En Español

Q. Who is Mr. Smarty Plants?

A: There are those who suspect Wildflower Center volunteers are the culpable and capable culprits. Yet, others think staff members play some, albeit small, role. You can torture us with your plant questions, but we will never reveal the Green Guru's secret identity.

Help us grow by giving to the Plant Database Fund or by becoming a member

Did you know you can access the Native Plant Information Network with your web-enabled smartphone?

Share

Ask Mr. Smarty Plants

Ask Mr. Smarty Plants is a free service provided by the staff and volunteers at the Lady Bird Johnson Wildflower Center.

Search Smarty Plants
    
 
See a list of all Smarty Plants questions

Please forgive us, but Mr. Smarty Plants has been overwhelmed by a flood of mail and must take a break for awhile to catch up. We hope to be accepting new questions again soon. Thank you!

Need help with plant identification, visit the plant identification page.

 
rate this answer
3 ratings

Monday - May 15, 2006

From: San Antonio, TX
Region: Southwest
Topic: Propagation, Transplants
Title: Survival possibility of transplant of sucker from oak tree
Answered by: Dean Garrett

QUESTION:

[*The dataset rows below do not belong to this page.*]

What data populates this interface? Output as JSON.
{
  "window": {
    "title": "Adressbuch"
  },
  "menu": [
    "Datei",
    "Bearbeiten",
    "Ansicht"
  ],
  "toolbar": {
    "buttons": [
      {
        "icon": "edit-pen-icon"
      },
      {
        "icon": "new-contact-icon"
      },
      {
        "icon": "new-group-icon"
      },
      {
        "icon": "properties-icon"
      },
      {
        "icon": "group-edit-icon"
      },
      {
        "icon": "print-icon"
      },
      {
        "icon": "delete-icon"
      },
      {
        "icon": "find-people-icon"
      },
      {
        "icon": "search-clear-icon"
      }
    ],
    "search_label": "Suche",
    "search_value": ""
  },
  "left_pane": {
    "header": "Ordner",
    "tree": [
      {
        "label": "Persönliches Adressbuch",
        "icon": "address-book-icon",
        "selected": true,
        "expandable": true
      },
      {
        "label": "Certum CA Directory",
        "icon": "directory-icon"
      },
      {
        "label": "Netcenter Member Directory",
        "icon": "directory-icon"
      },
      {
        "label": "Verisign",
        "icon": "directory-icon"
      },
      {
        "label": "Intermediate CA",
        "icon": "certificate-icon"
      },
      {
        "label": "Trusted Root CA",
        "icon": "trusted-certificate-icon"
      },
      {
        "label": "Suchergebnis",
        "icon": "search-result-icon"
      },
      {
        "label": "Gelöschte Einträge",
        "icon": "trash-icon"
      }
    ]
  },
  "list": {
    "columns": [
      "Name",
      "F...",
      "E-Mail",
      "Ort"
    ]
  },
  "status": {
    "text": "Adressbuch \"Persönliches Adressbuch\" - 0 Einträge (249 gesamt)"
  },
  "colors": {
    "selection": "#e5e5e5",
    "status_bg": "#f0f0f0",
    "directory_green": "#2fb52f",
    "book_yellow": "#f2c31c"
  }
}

My neighbor has a young oak tree in his front yard. It has small leaves and round acorns and once a year sprouts shoot up at its base. The neighbor was kind enough to let me dig some up to try to transplant them. After digging I discovered that the shoots are not individual plants but grew in the dirt from the root system. I did cut one loose leaving approximately 12-14 inches of the root still attached to what should turn into a trunk. I don't know if it will grow. Do you have any idea if they are transplantable, now that I have tried it? If it will grow, do you have any idea what kind of oak it is? If it won't grow, what kind of oak would you recommend if I want a very large umbrella shade and preferably a faster growing one. I don't care if the leaves are large or small. I would appreciate any information you have. Thanks very much.

ANSWER:

Those little shoots around the main tree are called suckers and are connected by rhizomes to the central tree. A commonly planted oak in your area that forms groves in this manner and has small-ish, ovate leaves is the live oak (Quercus fusiformis or Quercus virginiana), probably what you have.

Since you got a length of root or rhizome, it might survive, but it is chancy. The suckers were still relying on the central tree for their nourishment. To encourage roots to expand in the new spot, apply IBA rooting hormone to the root/rhizome before planting.

If it does not survive, a couple of the more commonly planted large oaks native to your area are Bur Oak (Quercus macrocarpa) and Shumard Oak (Quercus shumardii).

 

More Transplants Questions

Peeling bark on red oak in Plano, TX
April 08, 2010 - I have a red oak that was planted 2 years ago. The trunk is approx. 5 in around. The bark around the bottom of the trunk is peeling off. At first we thought it was rabbits so we put some rabbit gua...
view the full question and answer

Can non-native guavas be successfully moved from Gulfport MS?
April 19, 2011 - Can guavas be moved successfully from one established planted location to another? My mother is having to relocate due to MDOT and we would like to move her established guavas. Thank you,
view the full question and answer

Transplanting blue agave pups in Arizona
February 03, 2009 - I have a blue Agave with lots of pups, how do I transplant a few pups into planters. What kind of soil and how much water will they need?
view the full question and answer

Transplanting Blueberries in NY State
November 03, 2011 - I would like to ask you about transplanting blueberry bushes. When can I move them? 3 of them are at least 10 years old and haven't done well in their current location. I have built a fence to keep t...
view the full question and answer

Blackening of top growth of yaupon in Sunrise Beach TX
June 09, 2010 - My question regards a Will Flemming yaupon which I am thinking may be within your scope of expertise. These were recently planted under windy conditions, then hit with a neighbors antiquated jet type ...
view the full question and answer

Support the Wildflower Center by Donating Online or Becoming a Member today.
E-NEWSLETTER | BECOME A MEMBER | DONATE NOW | MEDIA | JOBS | SITEMAP | STAFF INTRANET
© 2016 Lady Bird Johnson Wildflower Center